Deemed loan relationships: shares with guaranteed returns: non-qualifying shares: the redemption return condition
This guidance applies to companies that hold shares up to 21 April 2009
CTA09/S529 sets out the redemption return condition for S526. This caters for certain cases where a share is designed to produce an interest-like return. The return can be in any form (other than purely increases in value catered for by CTA09/S527), but is most likely to be fixed rate dividends on redeemable preference shares. But because such shares are commonly used for genuine commercial financing arrangements not involving tax avoidance, the redemption return condition has a number of filters described at CFM45210.
CTA09/S529 provides that the redemption return condition is that the share is:
- designed to produce a return which equates, in substance, to the return on an investment of money at a commercial rate of interest (see CFM45090), and
- not an excepted share (see CFM45210).
For these purposes, a share is regarded as redeemable only if it is redeemable as a result of its terms of issue, or by virtue of any collateral agreements, arrangements or understandings, which
- require redemption,
- entitle the holder to require redemption, or
- entitle the issuer to redeem.
In other words, there have to be specific terms or agreements under which the shares can or will be redeemed.
Company A wishes to invest spare cash and unconnected company B wishes to borrow money for a period of one year. As company B has tax losses, it does not need the tax relief available for paying interest on its borrowings, and so the two companies agree to share the benefit of B’s tax losses to mutual benefit. Instead of company A simply lending its cash to company B at, say 5%, they agree that company A will subscribe for fixed rate preference shares which will redeem in a year’s time. The dividends are fixed at 4.5%, reflecting the fact that company A will not be taxed on the dividends because of ICTA88/S208 (thus sharing the tax advantage with company B). Effectively, the two companies are sharing the benefit of company B’s losses.
Company A will be holding the shares for an unallowable purpose, since it is seeking a tax advantage in the form of non-taxable income, so the shares are not ‘excepted shares’. Therefore S529 will apply to treat the shares as a creditor loan relationship in the hands of company A. The result is that Company A will be effectively taxed on the 4.5% ‘interest’ it earns on the cash it invested in the shares.
Company B will not be affected by S526.
Extended definition of redeemable - 22 March 2006
FA 2006 extended the definition of redeemable. A share is also redeemable where there are arrangements which will or might entitle the investing company to qualifying redemption amounts.
This extension has effect in relation to shares held by a company on or after 12 May 2006 in any case where the share is redeemable for the purposes of CTA09/S529 as a result of any of the arrangements mentioned above and the arrangements were entered into after the company acquired the shares.

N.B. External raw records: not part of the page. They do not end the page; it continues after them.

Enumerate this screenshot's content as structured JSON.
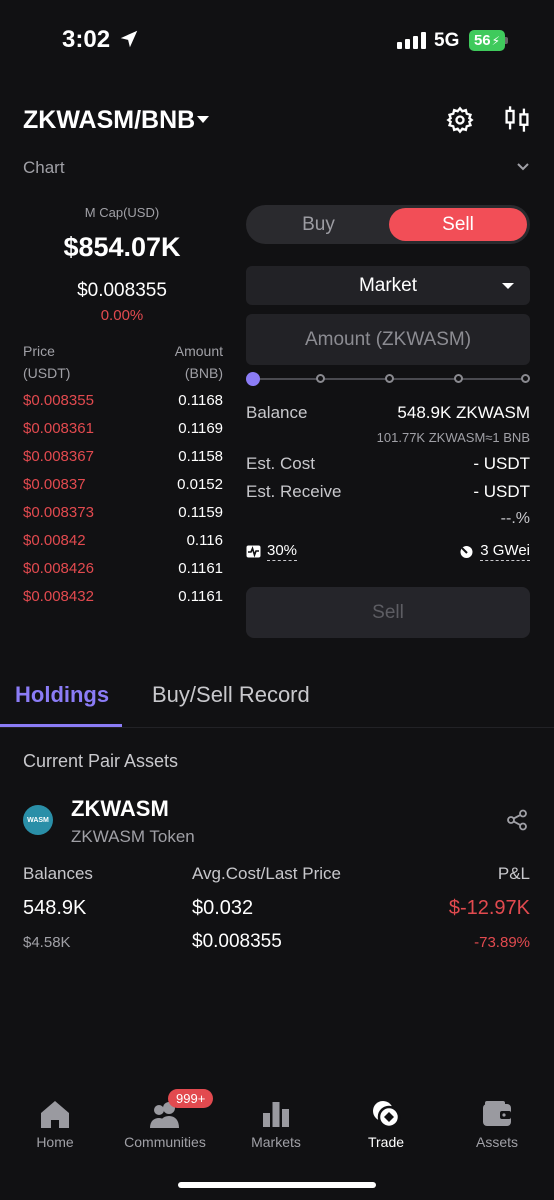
{
  "status": {
    "time": "3:02",
    "network": "5G",
    "battery": "56"
  },
  "header": {
    "pair": "ZKWASM/BNB",
    "chart_label": "Chart"
  },
  "token_stats": {
    "mcap_label": "M Cap(USD)",
    "mcap_value": "$854.07K",
    "price": "$0.008355",
    "change": "0.00%"
  },
  "orderbook": {
    "price_header": [
      "Price",
      "(USDT)"
    ],
    "amount_header": [
      "Amount",
      "(BNB)"
    ],
    "rows": [
      {
        "price": "$0.008355",
        "amount": "0.1168"
      },
      {
        "price": "$0.008361",
        "amount": "0.1169"
      },
      {
        "price": "$0.008367",
        "amount": "0.1158"
      },
      {
        "price": "$0.00837",
        "amount": "0.0152"
      },
      {
        "price": "$0.008373",
        "amount": "0.1159"
      },
      {
        "price": "$0.00842",
        "amount": "0.116"
      },
      {
        "price": "$0.008426",
        "amount": "0.1161"
      },
      {
        "price": "$0.008432",
        "amount": "0.1161"
      }
    ]
  },
  "trade": {
    "buy_label": "Buy",
    "sell_label": "Sell",
    "order_type": "Market",
    "amount_placeholder": "Amount (ZKWASM)",
    "slider_value": 0,
    "balance_label": "Balance",
    "balance_value": "548.9K ZKWASM",
    "balance_sub": "101.77K ZKWASM≈1 BNB",
    "est_cost_label": "Est. Cost",
    "est_cost_value": "- USDT",
    "est_receive_label": "Est. Receive",
    "est_receive_value": "- USDT",
    "pct_value": "--.%",
    "slippage": "30%",
    "gas": "3 GWei",
    "submit_label": "Sell"
  },
  "tabs": {
    "holdings": "Holdings",
    "record": "Buy/Sell Record"
  },
  "holdings": {
    "section_title": "Current Pair Assets",
    "symbol": "ZKWASM",
    "name": "ZKWASM Token",
    "logo_text": "WASM",
    "col_balances": "Balances",
    "col_avg": "Avg.Cost/Last Price",
    "col_pnl": "P&L",
    "balance": "548.9K",
    "balance_usd": "$4.58K",
    "avg_cost": "$0.032",
    "last_price": "$0.008355",
    "pnl": "$-12.97K",
    "pnl_pct": "-73.89%"
  },
  "nav": {
    "home": "Home",
    "communities": "Communities",
    "communities_badge": "999+",
    "markets": "Markets",
    "trade": "Trade",
    "assets": "Assets"
  },
  "colors": {
    "accent": "#8b7cf6",
    "sell": "#f24e57",
    "negative": "#e24a4f"
  }
}
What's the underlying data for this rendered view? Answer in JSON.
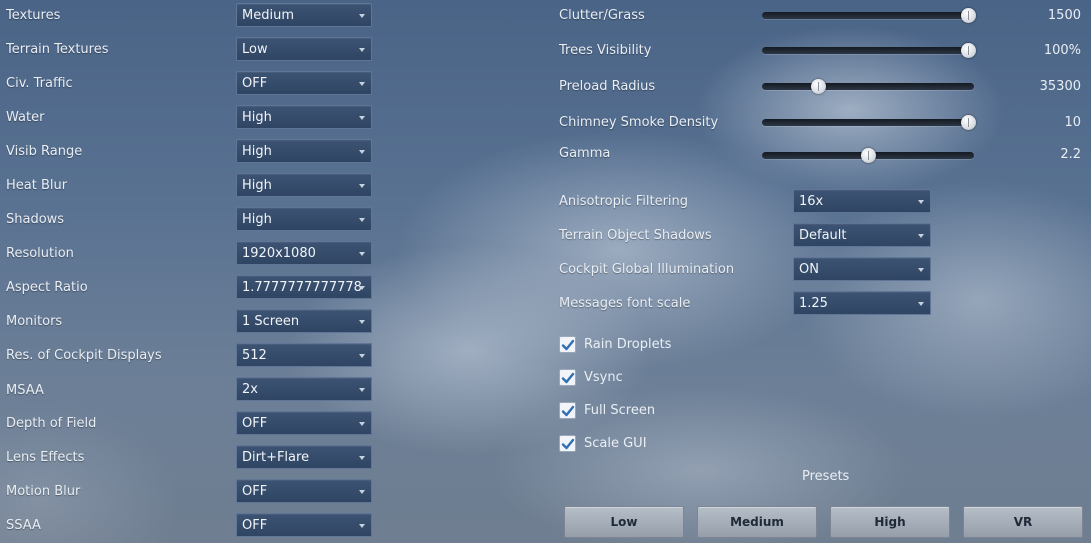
{
  "left_settings": [
    {
      "label": "Textures",
      "value": "Medium"
    },
    {
      "label": "Terrain Textures",
      "value": "Low"
    },
    {
      "label": "Civ. Traffic",
      "value": "OFF"
    },
    {
      "label": "Water",
      "value": "High"
    },
    {
      "label": "Visib Range",
      "value": "High"
    },
    {
      "label": "Heat Blur",
      "value": "High"
    },
    {
      "label": "Shadows",
      "value": "High"
    },
    {
      "label": "Resolution",
      "value": "1920x1080"
    },
    {
      "label": "Aspect Ratio",
      "value": "1.7777777777778"
    },
    {
      "label": "Monitors",
      "value": "1 Screen"
    },
    {
      "label": "Res. of Cockpit Displays",
      "value": "512"
    },
    {
      "label": "MSAA",
      "value": "2x"
    },
    {
      "label": "Depth of Field",
      "value": "OFF"
    },
    {
      "label": "Lens Effects",
      "value": "Dirt+Flare"
    },
    {
      "label": "Motion Blur",
      "value": "OFF"
    },
    {
      "label": "SSAA",
      "value": "OFF"
    }
  ],
  "sliders": [
    {
      "label": "Clutter/Grass",
      "value": "1500",
      "level": 1.0
    },
    {
      "label": "Trees Visibility",
      "value": "100%",
      "level": 1.0
    },
    {
      "label": "Preload Radius",
      "value": "35300",
      "level": 0.25
    },
    {
      "label": "Chimney Smoke Density",
      "value": "10",
      "level": 1.0
    },
    {
      "label": "Gamma",
      "value": "2.2",
      "level": 0.5
    }
  ],
  "right_settings": [
    {
      "label": "Anisotropic Filtering",
      "value": "16x"
    },
    {
      "label": "Terrain Object Shadows",
      "value": "Default"
    },
    {
      "label": "Cockpit Global Illumination",
      "value": "ON"
    },
    {
      "label": "Messages font scale",
      "value": "1.25"
    }
  ],
  "checkboxes": [
    {
      "label": "Rain Droplets",
      "checked": true
    },
    {
      "label": "Vsync",
      "checked": true
    },
    {
      "label": "Full Screen",
      "checked": true
    },
    {
      "label": "Scale GUI",
      "checked": true
    }
  ],
  "presets": {
    "title": "Presets",
    "buttons": [
      "Low",
      "Medium",
      "High",
      "VR"
    ]
  },
  "colors": {
    "checkmark": "#2f6fb3",
    "accent": "#34496a"
  }
}
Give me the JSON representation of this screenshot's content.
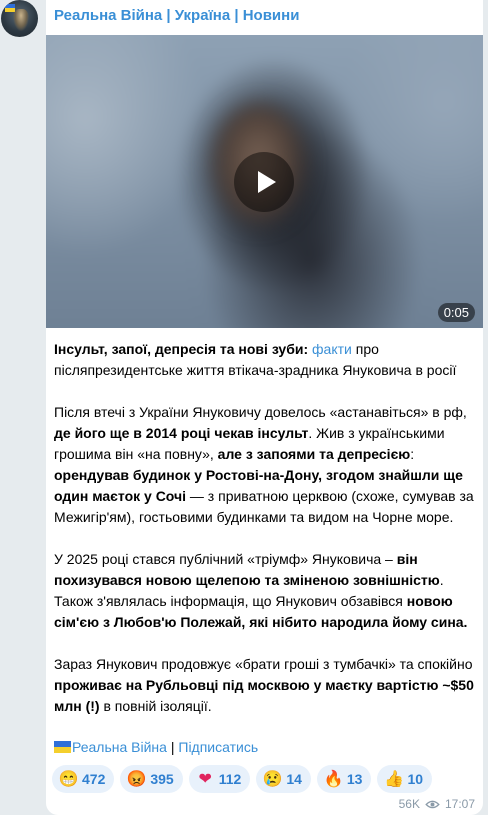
{
  "channel": {
    "name": "Реальна Війна | Україна | Новини"
  },
  "video": {
    "duration": "0:05"
  },
  "post": {
    "p1_b1": "Інсульт, запої, депресія та нові зуби:",
    "p1_link": "факти",
    "p1_t1": " про післяпрезидентське життя втікача-зрадника Януковича в росії",
    "p2_t1": "Після втечі з України Януковичу довелось «астанавіться» в рф, ",
    "p2_b1": "де його ще в 2014 році чекав інсульт",
    "p2_t2": ". Жив з українськими грошима він «на повну», ",
    "p2_b2": "але з запоями та депресією",
    "p2_t3": ": ",
    "p2_b3": "орендував будинок у Ростові-на-Дону, згодом знайшли ще один маєток у Сочі",
    "p2_t4": " — з приватною церквою (схоже, сумував за Межигір'ям), гостьовими будинками та видом на Чорне море.",
    "p3_t1": "У 2025 році стався публічний «тріумф» Януковича – ",
    "p3_b1": "він похизувався новою щелепою та зміненою зовнішністю",
    "p3_t2": ". Також з'являлась інформація, що Янукович обзавівся ",
    "p3_b2": "новою сім'єю з Любов'ю Полежай, які нібито народила йому сина.",
    "p4_t1": "Зараз Янукович продовжує «брати гроші з тумбачкі» та спокійно ",
    "p4_b1": "проживає на Рубльовці під москвою у маєтку вартістю ~$50 млн (!)",
    "p4_t2": " в повній ізоляції."
  },
  "footer": {
    "channel_link": "Реальна Війна",
    "separator": " | ",
    "subscribe_link": "Підписатись"
  },
  "reactions": [
    {
      "emoji": "😁",
      "icon": "grin-emoji-icon",
      "count": "472"
    },
    {
      "emoji": "😡",
      "icon": "angry-emoji-icon",
      "count": "395"
    },
    {
      "emoji": "❤",
      "icon": "heart-emoji-icon",
      "count": "112"
    },
    {
      "emoji": "😢",
      "icon": "cry-emoji-icon",
      "count": "14"
    },
    {
      "emoji": "🔥",
      "icon": "fire-emoji-icon",
      "count": "13"
    },
    {
      "emoji": "👍",
      "icon": "thumbs-up-emoji-icon",
      "count": "10"
    }
  ],
  "meta": {
    "views": "56K",
    "time": "17:07"
  },
  "colors": {
    "link": "#3a8fd6",
    "background": "#e6ebee",
    "reaction_bg": "#e8f1fb"
  }
}
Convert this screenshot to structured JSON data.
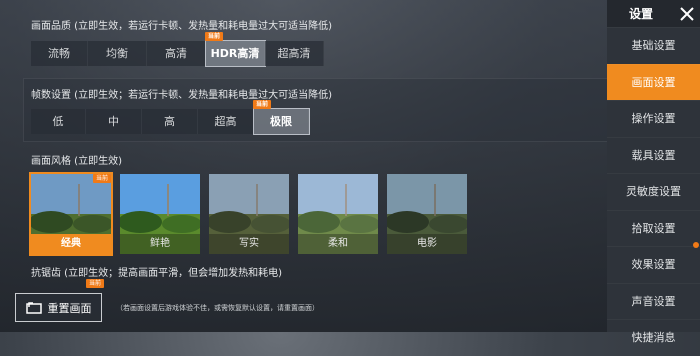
{
  "sidebar": {
    "title": "设置",
    "items": [
      {
        "label": "基础设置",
        "active": false
      },
      {
        "label": "画面设置",
        "active": true
      },
      {
        "label": "操作设置",
        "active": false
      },
      {
        "label": "载具设置",
        "active": false
      },
      {
        "label": "灵敏度设置",
        "active": false
      },
      {
        "label": "拾取设置",
        "active": false
      },
      {
        "label": "效果设置",
        "active": false
      },
      {
        "label": "声音设置",
        "active": false
      },
      {
        "label": "快捷消息",
        "active": false
      }
    ],
    "accent": "#f08b1f"
  },
  "quality": {
    "label": "画面品质 (立即生效，若运行卡顿、发热量和耗电量过大可适当降低)",
    "options": [
      "流畅",
      "均衡",
      "高清",
      "HDR高清",
      "超高清"
    ],
    "selected": "HDR高清",
    "tag": "当前"
  },
  "framerate": {
    "label": "帧数设置 (立即生效；若运行卡顿、发热量和耗电量过大可适当降低)",
    "options": [
      "低",
      "中",
      "高",
      "超高",
      "极限"
    ],
    "selected": "极限",
    "tag": "当前"
  },
  "style": {
    "label": "画面风格 (立即生效)",
    "options": [
      "经典",
      "鲜艳",
      "写实",
      "柔和",
      "电影"
    ],
    "selected": "经典",
    "tag": "当前"
  },
  "antialias": {
    "label": "抗锯齿 (立即生效；提高画面平滑，但会增加发热和耗电)",
    "tag": "当前"
  },
  "reset": {
    "label": "重置画面",
    "hint": "（若画面设置后游戏体验不佳，或需恢复默认设置，请重置画面）"
  }
}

However, in relation to accounting periods beginning before 12 May 2006, the amounts to be brought into account for loan relationship purposes as a result of this amendment are limited to those amounts that relate to any time on or after that date.
In any other case, the FA 2006 amendment has effect in relation to shares held by a company on or after 22 March 2006. However, in relation to accounting periods beginning before 22 March 2006, the amounts to be brought into account for loan relationships purposes as a result of this amendment are limited to those amounts that relate to any time on or after that date.
S529(7) provides that ‘arrangements’ include any agreement or understanding regardless of whether they are legally enforceable or form part of the terms of issue of the share. ‘Qualifying redemption amounts’ are defined as amounts which, when taken together, are the same, or are substantially the same, as an amount that might be payable on the redemption of the share.
Extended definition of redeemable - 12 March 2008
FA 2008 further extended the definition of redeemable. From that date a share will be treated as redeemable if it is reasonable to assume that the investing company will or might become entitled to qualifying redemption amounts, even if it is not certain that the company is party to any arrangements that will give rise to an entitlement to such amounts.
This is intended to catch cases where although there is no paper trail evidencing the intention that the investing company will divest itself of the shares or liquidate the company, it is obvious that the company can do this at any time so as to recoup its initial investment.
It does not catch every case where an investing company holds shares. It must, as a minimum condition, be reasonable to assume that in the future the share will or might be sold or liquidated by the investing company. There may be regulatory reasons why the shares held by a company could not be sold, or the company in which the investing company holds the shares may carry on activities that form part of the core activities of the group such that it is unreasonable to assume that the shares could be sold without a wider disposal of those core activities by higher tier shareholders.
Designed to produce a return
In order for CTA09/S529 to apply, the share must be designed to produce a return which equates, in substance, to the return on an investment of money at a commercial rate of interest. Thus contingent returns cannot be caught. As with the increasing value condition, the redemption return condition will not apply to ordinary shares issued by genuine trading companies (including normal commercial finance leasing companies) because if there are a variety of transactions with receipts and expenses of differing amounts (and tax allowances which affect the overall commercial return) it is only going to be by chance that the value of the shares increases in an interest-like way.